## What this task involves
In the data below, find the lines containing "JSON" and say how many there are, nothing more.

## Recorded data
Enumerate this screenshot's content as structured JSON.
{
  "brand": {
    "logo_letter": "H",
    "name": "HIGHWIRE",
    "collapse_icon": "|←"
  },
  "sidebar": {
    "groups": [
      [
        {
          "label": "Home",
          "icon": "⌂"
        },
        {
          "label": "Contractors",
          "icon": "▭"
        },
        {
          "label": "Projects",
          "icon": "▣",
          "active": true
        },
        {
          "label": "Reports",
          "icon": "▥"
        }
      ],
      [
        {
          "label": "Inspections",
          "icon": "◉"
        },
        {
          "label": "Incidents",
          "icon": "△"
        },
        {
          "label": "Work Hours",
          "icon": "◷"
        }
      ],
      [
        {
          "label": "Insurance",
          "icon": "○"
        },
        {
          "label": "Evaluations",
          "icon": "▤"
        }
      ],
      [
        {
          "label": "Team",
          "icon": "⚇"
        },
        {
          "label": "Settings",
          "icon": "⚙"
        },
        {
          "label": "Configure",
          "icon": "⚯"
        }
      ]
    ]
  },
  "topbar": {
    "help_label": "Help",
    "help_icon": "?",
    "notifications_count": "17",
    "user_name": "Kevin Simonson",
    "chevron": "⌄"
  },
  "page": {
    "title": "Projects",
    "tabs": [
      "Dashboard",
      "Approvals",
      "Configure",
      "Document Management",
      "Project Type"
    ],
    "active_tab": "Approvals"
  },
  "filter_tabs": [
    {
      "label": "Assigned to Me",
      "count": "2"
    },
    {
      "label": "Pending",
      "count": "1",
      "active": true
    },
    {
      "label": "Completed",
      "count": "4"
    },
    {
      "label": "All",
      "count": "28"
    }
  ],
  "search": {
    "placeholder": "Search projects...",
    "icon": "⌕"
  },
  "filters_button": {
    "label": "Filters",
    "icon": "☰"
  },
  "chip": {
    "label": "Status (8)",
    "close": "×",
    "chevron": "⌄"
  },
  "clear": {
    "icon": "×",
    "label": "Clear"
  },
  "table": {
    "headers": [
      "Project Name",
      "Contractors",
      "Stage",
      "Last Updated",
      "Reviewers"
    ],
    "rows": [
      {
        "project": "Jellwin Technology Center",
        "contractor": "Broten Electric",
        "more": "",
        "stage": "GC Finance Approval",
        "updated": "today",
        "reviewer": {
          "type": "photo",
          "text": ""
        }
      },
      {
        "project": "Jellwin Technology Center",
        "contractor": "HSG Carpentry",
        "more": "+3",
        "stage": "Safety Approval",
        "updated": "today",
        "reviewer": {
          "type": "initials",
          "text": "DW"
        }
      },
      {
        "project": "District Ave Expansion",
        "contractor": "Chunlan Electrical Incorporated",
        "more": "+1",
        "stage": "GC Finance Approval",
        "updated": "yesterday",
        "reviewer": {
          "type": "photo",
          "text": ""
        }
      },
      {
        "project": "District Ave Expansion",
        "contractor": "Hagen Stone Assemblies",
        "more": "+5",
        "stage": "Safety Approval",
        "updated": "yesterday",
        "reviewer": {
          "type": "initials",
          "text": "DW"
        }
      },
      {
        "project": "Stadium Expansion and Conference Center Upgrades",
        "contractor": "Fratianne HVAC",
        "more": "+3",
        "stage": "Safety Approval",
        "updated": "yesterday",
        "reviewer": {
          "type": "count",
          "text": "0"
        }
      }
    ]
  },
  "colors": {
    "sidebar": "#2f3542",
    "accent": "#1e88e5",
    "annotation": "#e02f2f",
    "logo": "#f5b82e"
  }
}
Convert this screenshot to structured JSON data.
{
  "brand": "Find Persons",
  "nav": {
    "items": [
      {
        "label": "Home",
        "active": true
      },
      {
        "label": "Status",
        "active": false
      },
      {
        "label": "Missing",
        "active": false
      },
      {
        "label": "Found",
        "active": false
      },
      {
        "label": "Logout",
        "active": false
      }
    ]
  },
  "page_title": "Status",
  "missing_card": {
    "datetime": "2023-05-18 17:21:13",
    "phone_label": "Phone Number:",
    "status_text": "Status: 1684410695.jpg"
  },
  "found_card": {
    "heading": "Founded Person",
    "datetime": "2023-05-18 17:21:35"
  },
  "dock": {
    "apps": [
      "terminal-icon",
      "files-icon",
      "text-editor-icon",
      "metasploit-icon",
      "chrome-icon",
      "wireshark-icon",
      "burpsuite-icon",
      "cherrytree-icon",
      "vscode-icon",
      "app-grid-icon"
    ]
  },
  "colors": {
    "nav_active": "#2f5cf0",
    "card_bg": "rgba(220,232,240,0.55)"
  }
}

## Result of this task
2